With the new year comes an opportunity to take a fresh look at exactly what apps your kids are using. And while many parents are well versed in the potential dangers of apps like Snapchat and Kik, other lesser-known apps present their own problems. This year’s contenders for most dangerous apps not only expose your kids to cyberbullies, but they can also encourage risk-taking behavior. Many leave an open invitation for strangers to contact them. So which apps deserve worst-of-the-year billing? Here are some of 2018’s bonafide bummers, not only for your kids’ confidence, but also for their safety.
The Premise: This swiping app describes itself as an “easy and free way to make new friends and chat with them.” A la Tinder, users left-and-right swipe until a match is made, and then communication can begin.
The Problem: Unlike Tinder, Yellow is being marketed directly to teens. More concerning still: Although the company says the app prevents underage users from contacting people over the age of 18 and vice versa, there is a significant loophole: With no age verification, adults can easily create an account with a false birthdate, allowing them free access the app’s millions of under-18 users.
The Premise: The social gaming app allows users to send and receive dares, which can earn them money after posting a video of themselves completing the dare. (What could possibly go wrong?)
The Problem: While some dares are innocuous enough — take a photo with a funny face, dance in public, etc… — others are anything but (streaking, getting tattoos and other activities). Furthermore, users can also send “dare-roulettes,” which go to all Double Dog users, including strangers.
The Premise: The video sharing social network allows users to create and share short music videos of themselves singing, dancing and lip-syncing.
The Problem: Musical.ly is being described as the first social media app to reach the elementary school market, which is a huge issue given that geo-location is enabled by default when the app is downloaded. A quick scroll through some of the millions of accounts is enough to give parents pause. Children who look as young as 7 or 8 have up to 200,000 followers, while parents of children as elementary-age kids have reported strangers asking them for naked images via the app. Word to the wise: If your child has Musical.ly, enable privacy settings.
The Premise: This photo editing app claims to offer users “a slim face and bigger eyes instantly… No need to go for any plastic surgery and it saves money and time.”
The Problem: It’s being targeted to very young children. With its colorful, childlike logo and the fact that its iTunes screen shots feature before and after photos of a girl who looks no older than 5, Slim Booth also promises to make users look more like a “celebrity.”

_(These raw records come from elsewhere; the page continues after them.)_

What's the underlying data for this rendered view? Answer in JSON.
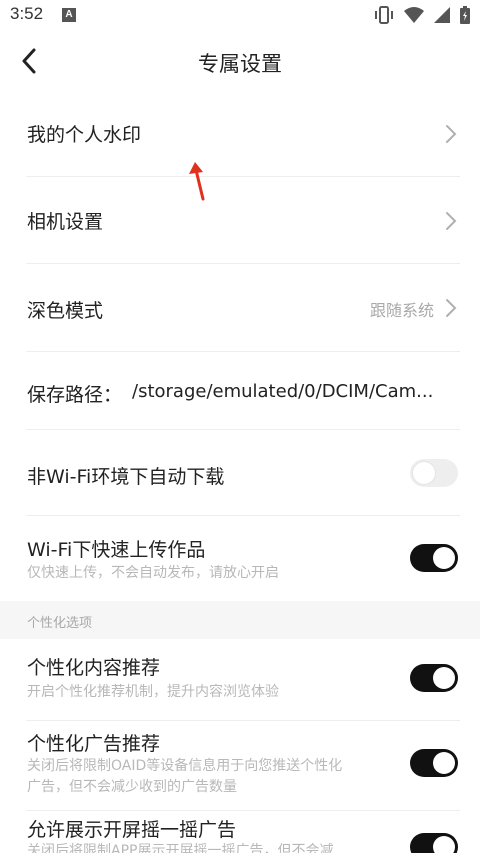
{
  "status_bar": {
    "time": "3:52",
    "notification_badge": "A",
    "icons": [
      "vibrate-icon",
      "wifi-icon",
      "signal-icon",
      "battery-icon"
    ]
  },
  "header": {
    "title": "专属设置",
    "back_icon": "chevron-left-icon"
  },
  "settings": {
    "watermark": {
      "label": "我的个人水印"
    },
    "camera": {
      "label": "相机设置"
    },
    "dark_mode": {
      "label": "深色模式",
      "value": "跟随系统"
    },
    "save_path": {
      "label": "保存路径：",
      "value": "/storage/emulated/0/DCIM/Cam..."
    },
    "non_wifi_download": {
      "label": "非Wi-Fi环境下自动下载",
      "enabled": false
    },
    "wifi_upload": {
      "label": "Wi-Fi下快速上传作品",
      "sub": "仅快速上传，不会自动发布，请放心开启",
      "enabled": true
    }
  },
  "personalization": {
    "section_title": "个性化选项",
    "content_rec": {
      "label": "个性化内容推荐",
      "sub": "开启个性化推荐机制，提升内容浏览体验",
      "enabled": true
    },
    "ad_rec": {
      "label": "个性化广告推荐",
      "sub_line1": "关闭后将限制OAID等设备信息用于向您推送个性化",
      "sub_line2": "广告，但不会减少收到的广告数量",
      "enabled": true
    },
    "shake_ad": {
      "label": "允许展示开屏摇一摇广告",
      "sub": "关闭后将限制APP展示开屏摇一摇广告，但不会减",
      "enabled": true
    }
  },
  "colors": {
    "accent_toggle": "#111111",
    "annotation_arrow": "#e0301e"
  }
}
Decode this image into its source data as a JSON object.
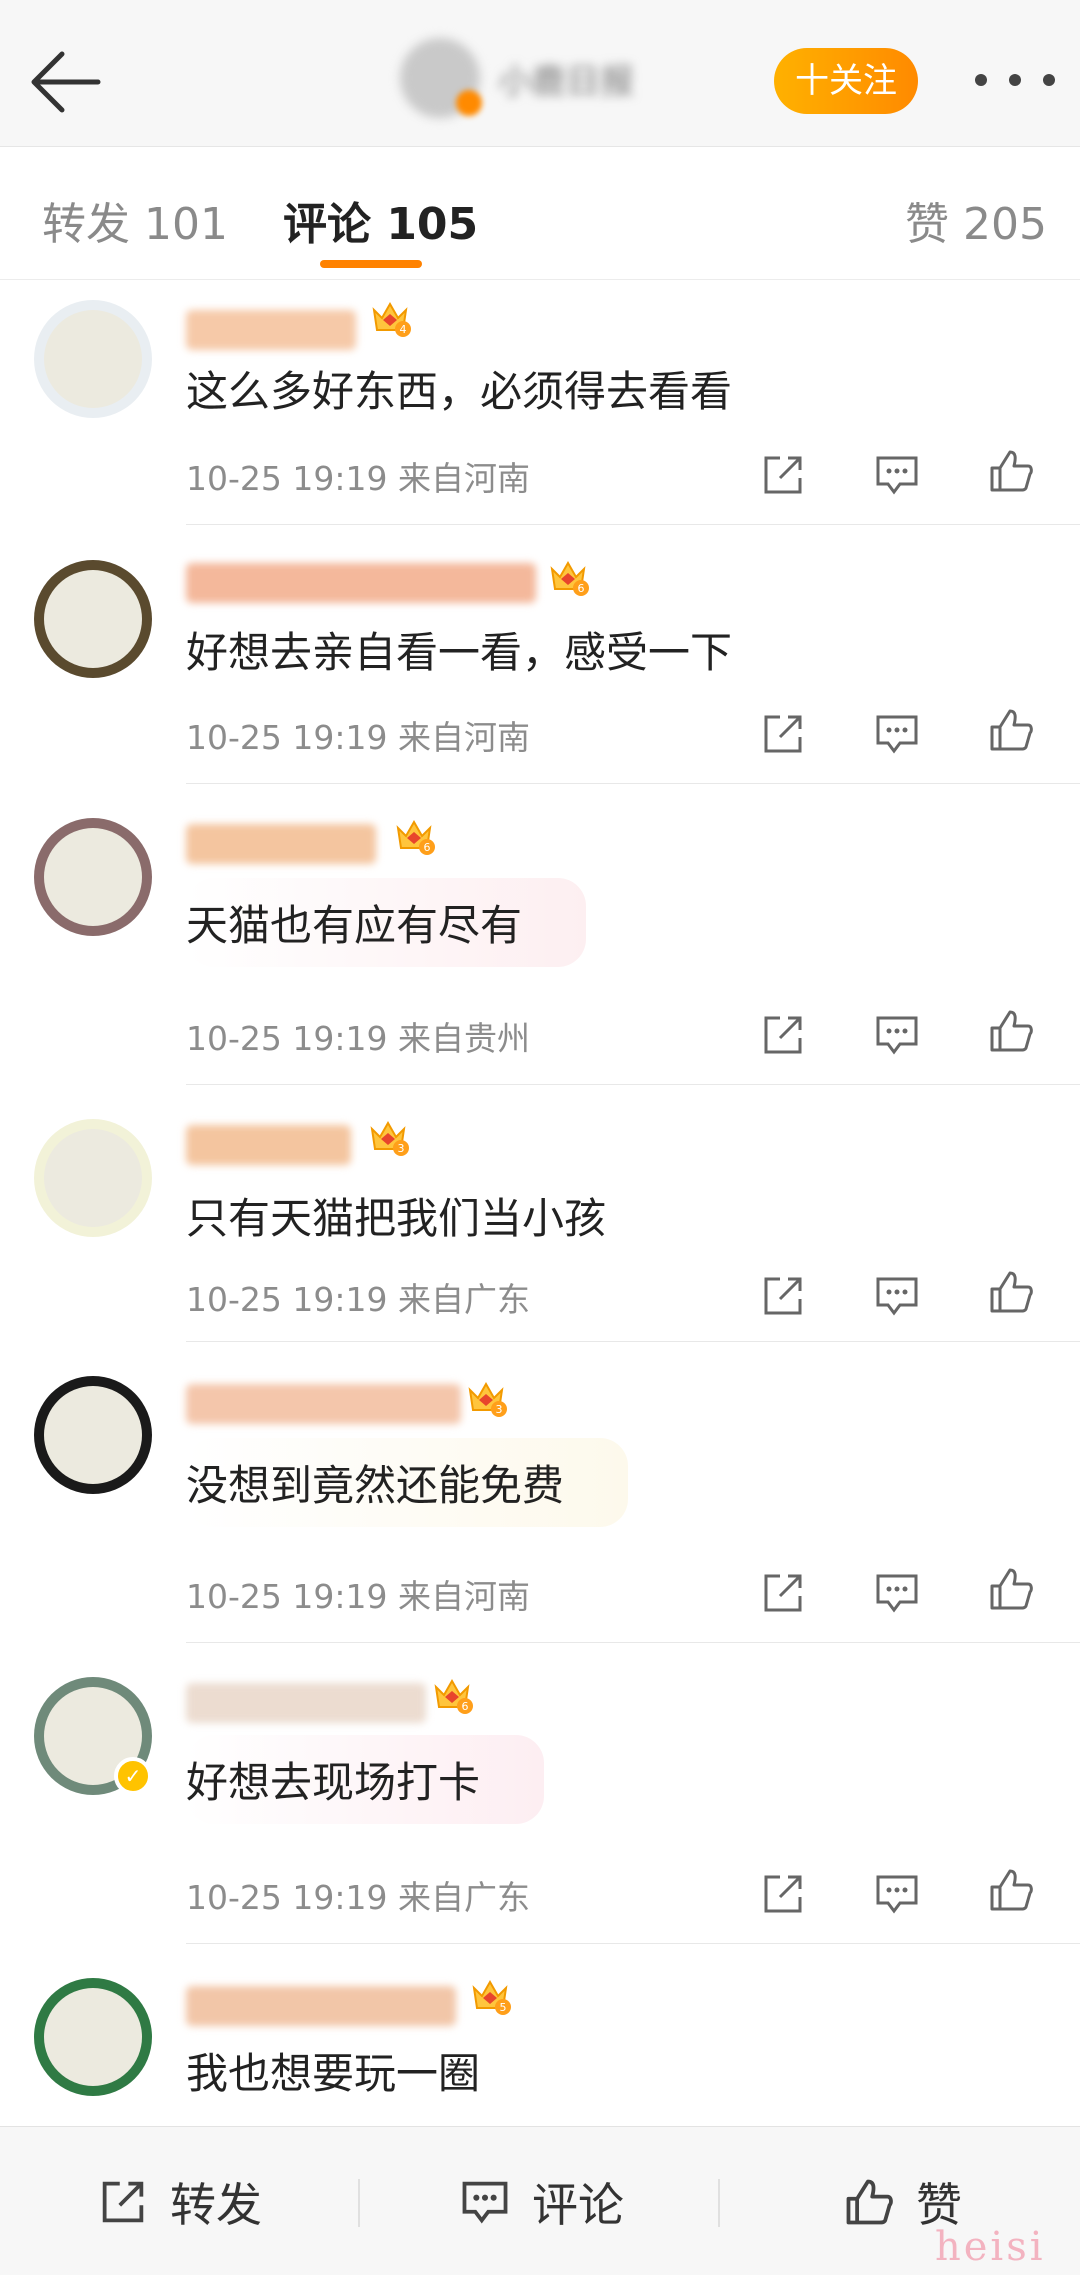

The Premise: The camera app offers a series of exceptional photo filters and editing options. Beloved by a cult-teen following, VSCO now boasts 40 million users.
The Problem: VSCO has gradually expanded from a photo editing app to one with an active social network. The problem? The app has no privacy settings. Translation: All accounts are public, with location features that can be added. Want 40 million people to have unfettered access to your kids’ pics? We didn’t think so.
The Premise: One of the original honesty apps, ASK.fm is a social network that lets users anonymously ask / answer questions. People can’t see who is following them, but they can see the number of followers they have.
The Problem: After creating an account, users can post an anonymous question. Then people who they are following can respond with a text, photo or video. Questions are asked anonymously, however answers to questions are identified by username and photo. Its recently released feature Shoutout allows users to ask questions to fellow ASKfm-ers who are geographically close to them. This includes both people you follow, and those you don’t. It also means that you can receive questions from people who happen to be in your vicinity (example: your school, neighborhood, live music concert or other event).
The Premise: Translated from Arabic as “frankness” or “candor,” this is another “honesty” can connect teen’s Snapchat account to let them send and receive anonymous “feedback” to and from friends and strangers.
The Problem: Unlike ASKfm where users receive anonymous questions, with Sarahah, you receive anonymous in-coming messages from friends and other users. And while anonymous compliments are common, there have also been reports of anonymous death threats and sexual harassment. Comments are entirely unmonitored and the app is not surprisingly considered by many to be the most likely to facilitate cyberbullying.